My name is Ronnie Nelson Sidney, II, MSW and I am Nelson. I authored and published Nelson Beats The Odds in August of 2015.In the book *spoiler alert* Nelson delivers a graduation speech at the end of the book. I didn’t give a speech at my graduation but I included the image to show how far Nelson had come.
I graduated with my Master of Social Work degree from Virginia Commonwealth University in August of 2014. I was proud of myself because I earned a 3.5 GPA in one of the top ranked social work programs in the country. I was on top of the world! While I was celebrating I thought about the times when I felt like I was at the bottom of the world. I was a struggling learner K-12, spending seven years in special education and remediation. I was diagnosed with ADHD and a Learning Disability which only made me feel stigmatized and resentful. After reflecting on those painful experiences I thought it was important for me to share them in my book.
In school all I wanted to was to spend time with my friends and have the opportunity to take the classes they were taking. Despite struggling academically my dream was to graduate from college. I finished high school with a 1.8 GPA which limited my college options. I decided to enroll in Reynolds Community College in Richmond, VA. I made the Dean’s List my second semester and transferred to Old Dominion University. I refused to tell either school that I had an IEP because I wanted to prove that I could do it all by myself. See, I never believed that I was learning disabled and my mission was to prove everyone wrong that did.
I graduated from ODU in 2006 with my Bachelors of Science in Human Services.
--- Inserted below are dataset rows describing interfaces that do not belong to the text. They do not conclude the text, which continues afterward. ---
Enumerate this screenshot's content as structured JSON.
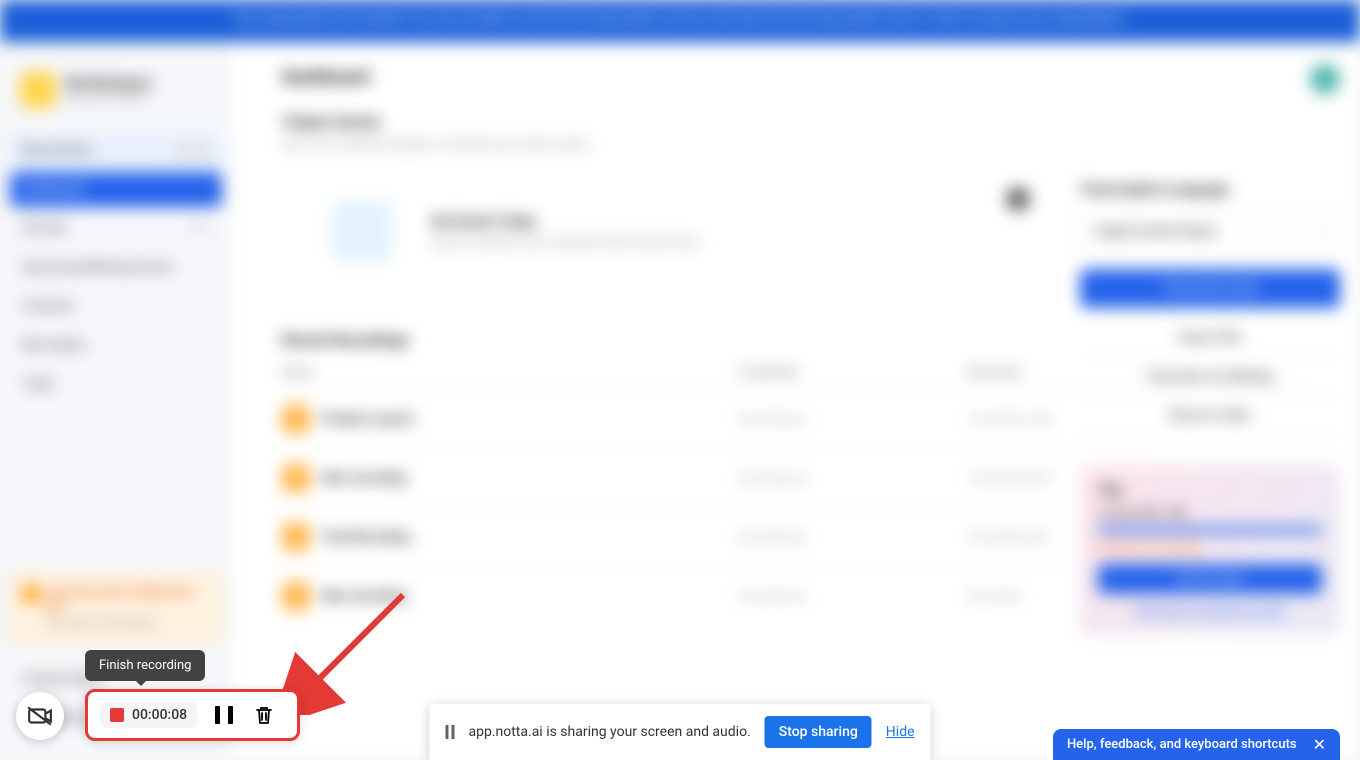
{
  "banner": {
    "text": "Your subscription has expired. You are not able to use the full transcription service until start the full transcription trial of. Click to resume your subscription."
  },
  "workspace": {
    "name": "My Workspace",
    "subtitle": "Personal Version",
    "avatar_initial": "M"
  },
  "sidebar": {
    "record_now": "Record Now",
    "items": [
      "Dashboard",
      "All Files",
      "Upcoming Meeting Events",
      "Contacts",
      "My Folders",
      "Trash"
    ],
    "promo_title": "3-day free trial for Without the ads",
    "promo_sub": "Unlimited Transcription",
    "bottom_items": [
      "Contact Sales",
      "Invite Members"
    ]
  },
  "dashboard": {
    "title": "Dashboard",
    "events_title": "Today's Events",
    "events_sub": "Sync your calendar (Google or Outlook) and create events.",
    "no_events_title": "No Events Today",
    "no_events_sub": "Events created in your calendar will be shown here",
    "recent_title": "Recent Recordings",
    "columns": {
      "name": "Name",
      "created": "Created By",
      "date": "Start Date"
    },
    "rows": [
      {
        "title": "Product Launch",
        "creator": "Paul Hillsman",
        "date": "7-Oct-2023 10:08"
      },
      {
        "title": "New recording",
        "creator": "Paul Hillsman",
        "date": "7-Oct-2023 06:20"
      },
      {
        "title": "Test Recording",
        "creator": "Paul Hillsman",
        "date": "7-Oct-2023 04:01"
      },
      {
        "title": "New recording",
        "creator": "Paul Hillsman",
        "date": "6-Oct-2023"
      }
    ]
  },
  "right_panel": {
    "lang_title": "Transcription Language",
    "lang_value": "English (United States)",
    "transcribe": "Transcribe Audio",
    "import": "Import Files",
    "live": "Transcribe Live Meeting",
    "record": "Record a Video",
    "tips_title": "Tips",
    "tips_line1": "January 600 / 600",
    "tips_line2": "Storage was updated",
    "tips_btn": "Get Pro Plan",
    "tips_link": "Click here to manage your plan"
  },
  "tooltip": "Finish recording",
  "recording": {
    "timer": "00:00:08"
  },
  "sharing": {
    "text": "app.notta.ai is sharing your screen and audio.",
    "stop": "Stop sharing",
    "hide": "Hide"
  },
  "help": {
    "label": "Help, feedback, and keyboard shortcuts"
  }
}
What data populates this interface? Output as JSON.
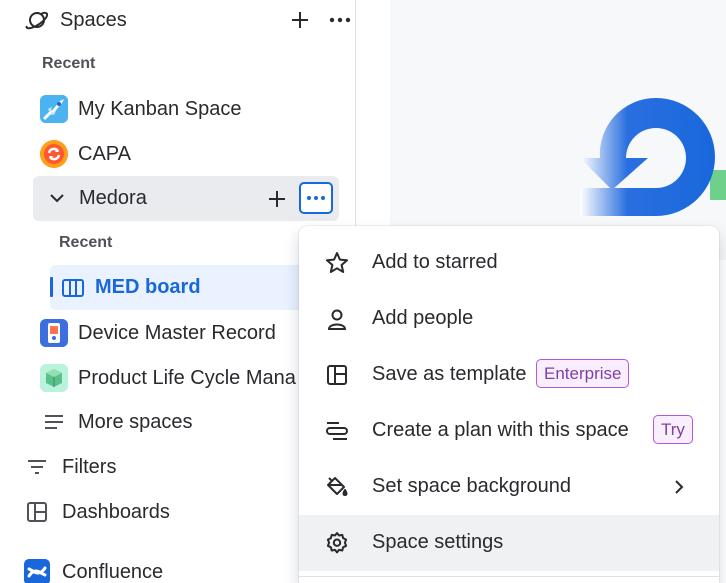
{
  "sidebar": {
    "spaces_header": {
      "label": "Spaces",
      "icon": "planet-icon",
      "add_icon": "plus-icon",
      "more_icon": "more-horizontal-icon"
    },
    "recent_title": "Recent",
    "recent_spaces": [
      {
        "label": "My Kanban Space",
        "icon": "rocket-avatar-icon"
      },
      {
        "label": "CAPA",
        "icon": "capa-avatar-icon"
      }
    ],
    "expanded_space": {
      "label": "Medora",
      "icon": "chevron-down-icon",
      "recent_title": "Recent",
      "boards": [
        {
          "label": "MED board",
          "icon": "board-columns-icon"
        }
      ]
    },
    "more_spaces_list": [
      {
        "label": "Device Master Record",
        "icon": "device-avatar-icon"
      },
      {
        "label": "Product Life Cycle Mana",
        "icon": "cube-avatar-icon"
      }
    ],
    "more_spaces": {
      "label": "More spaces",
      "icon": "list-icon"
    },
    "filters": {
      "label": "Filters",
      "icon": "filter-icon"
    },
    "dashboards": {
      "label": "Dashboards",
      "icon": "dashboard-icon"
    },
    "confluence": {
      "label": "Confluence",
      "icon": "confluence-logo-icon"
    }
  },
  "menu": {
    "items": [
      {
        "label": "Add to starred",
        "icon": "star-icon"
      },
      {
        "label": "Add people",
        "icon": "person-icon"
      },
      {
        "label": "Save as template",
        "icon": "template-icon",
        "badge": "Enterprise"
      },
      {
        "label": "Create a plan with this space",
        "icon": "plan-icon",
        "badge": "Try"
      },
      {
        "label": "Set space background",
        "icon": "paint-bucket-icon",
        "submenu_icon": "chevron-right-icon"
      },
      {
        "label": "Space settings",
        "icon": "gear-icon",
        "state": "hovered"
      }
    ]
  },
  "colors": {
    "accent": "#1868db",
    "selected_bg": "#e9f2fe",
    "hover_bg": "#e9ebee",
    "badge_bg": "#f8eefe",
    "badge_border": "#af59e1",
    "badge_text": "#803fa5",
    "text": "#292a2e",
    "subtle_text": "#505258"
  }
}
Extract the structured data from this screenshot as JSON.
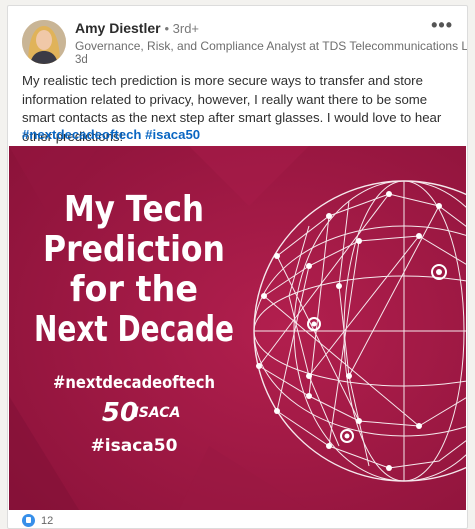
{
  "author": {
    "name": "Amy Diestler",
    "degree": "• 3rd+",
    "headline": "Governance, Risk, and Compliance Analyst at TDS Telecommunications LLC",
    "time": "3d"
  },
  "menu": {
    "more_label": "•••"
  },
  "post": {
    "text": "My realistic tech prediction is more secure ways to transfer and store information related to privacy, however, I really want there to be some smart contacts as the next step after smart glasses. I would love to hear other predictions!",
    "hashtags": [
      "#nextdecadeoftech",
      "#isaca50"
    ]
  },
  "image": {
    "headline_lines": [
      "My Tech",
      "Prediction",
      "for the",
      "Next Decade"
    ],
    "hashtag": "#nextdecadeoftech",
    "logo_text": "ISACA",
    "logo_number": "50",
    "footer_tag": "#isaca50",
    "colors": {
      "background": "#a01844",
      "text": "#ffffff"
    }
  },
  "social": {
    "reaction_count": "12",
    "reaction_icon": "like-icon"
  }
}
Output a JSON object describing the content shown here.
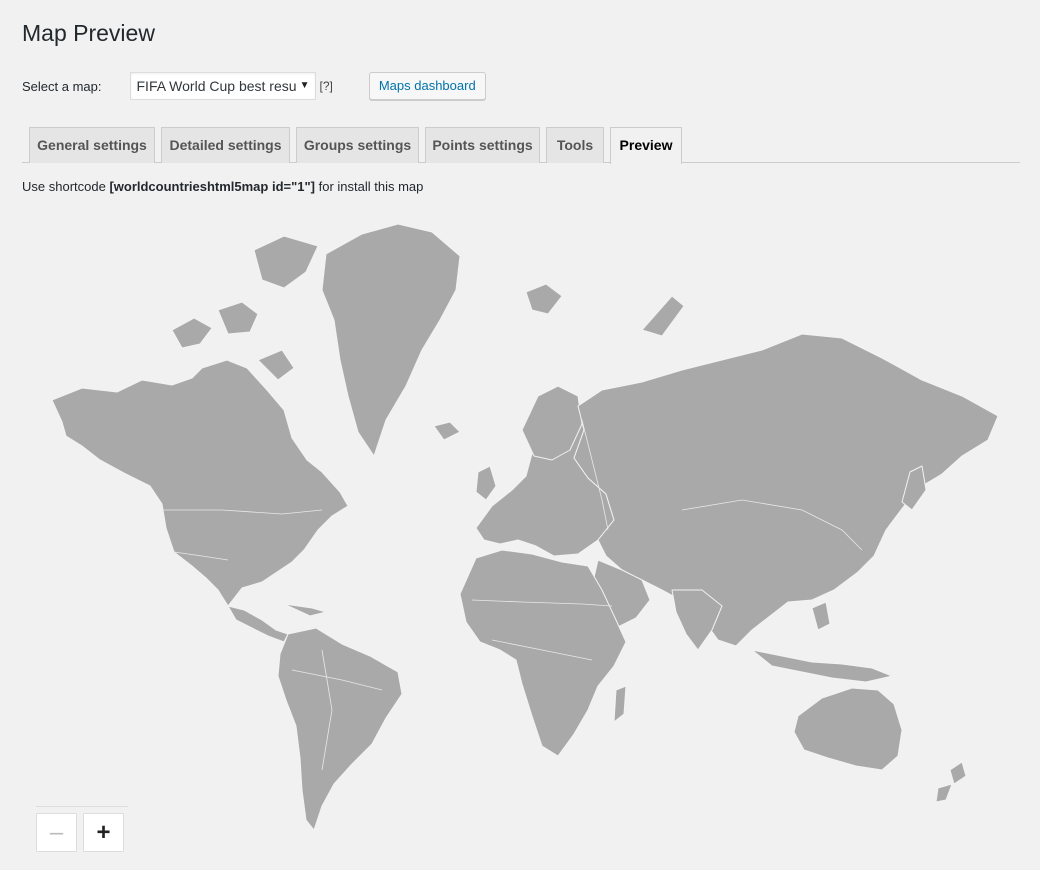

I immediately went to work in the counseling field as an Adolescent and Substance Abuse Counselor. I didn’t decide to go back to school until 2011. I put my master’s degree off because in the back of my mind I didn’t think I could do it. In 2011 I stepped out on faith, left my job and moved to Richmond, VA. While I was enrolled in the VCU School of Social Work MSW program I was unemployed; had my first child; moved three times; and, worked full time at a prison. My plate was full but I was determined to beat the odds.
The odds seemed stacked against me when I looked at my MSW course curriculum and saw that it required three research classes. My anxiety was through the roof on the first day of Foundations of Research in Social Work Practice. My professor Dr. Nicole Lee, Assistant professor in teaching, eased my anxiety and transformed the way I look at research. She turned boring statistics into opportunities fund projects and guide practice. A lot of what I learned from Dr. Lee’s class helped provide the quantitative and qualitative framework for Nelson Beats The Odds and my upcoming book Tameka’s New Dress. Dr. Lee has been one of my biggest supporters and mentors. She held a Zumba Dance Party fundraiser for my book.
When I walked across that stage on May 9, 2014, it was the best feeling in the world. I finally made it to the top of the proverbial mountain! With the achievement came a obligation to give back to youth who shared a similar story. I began writing the manuscript for my book after I reconnected with my Special Education teacher Mrs. Tobey. I held a ceremony to honor my former teachers at Essex High School in Tappahannock, Virginia. Mrs. Tobey told me to share my story so I used the internet to search for self-publishing tips. My illustrator, Imagine That! Design contacted me after they read my proposal on the website called Elance. In the message Kurt Keller mentioned he was diagnosed with dyslexia and received special education services. Perfect! I was at ease sharing my story with him because I knew he could relate. I told him and his wife Traci that my goal is to inspire struggling learners or children experiencing adverse childhood experiences to beat the odds. Nelson Beats the Odds has eclipsed my expectations by becoming an Amazon best-seller, and more importantly, a tool that parents and educators can use to help struggling students.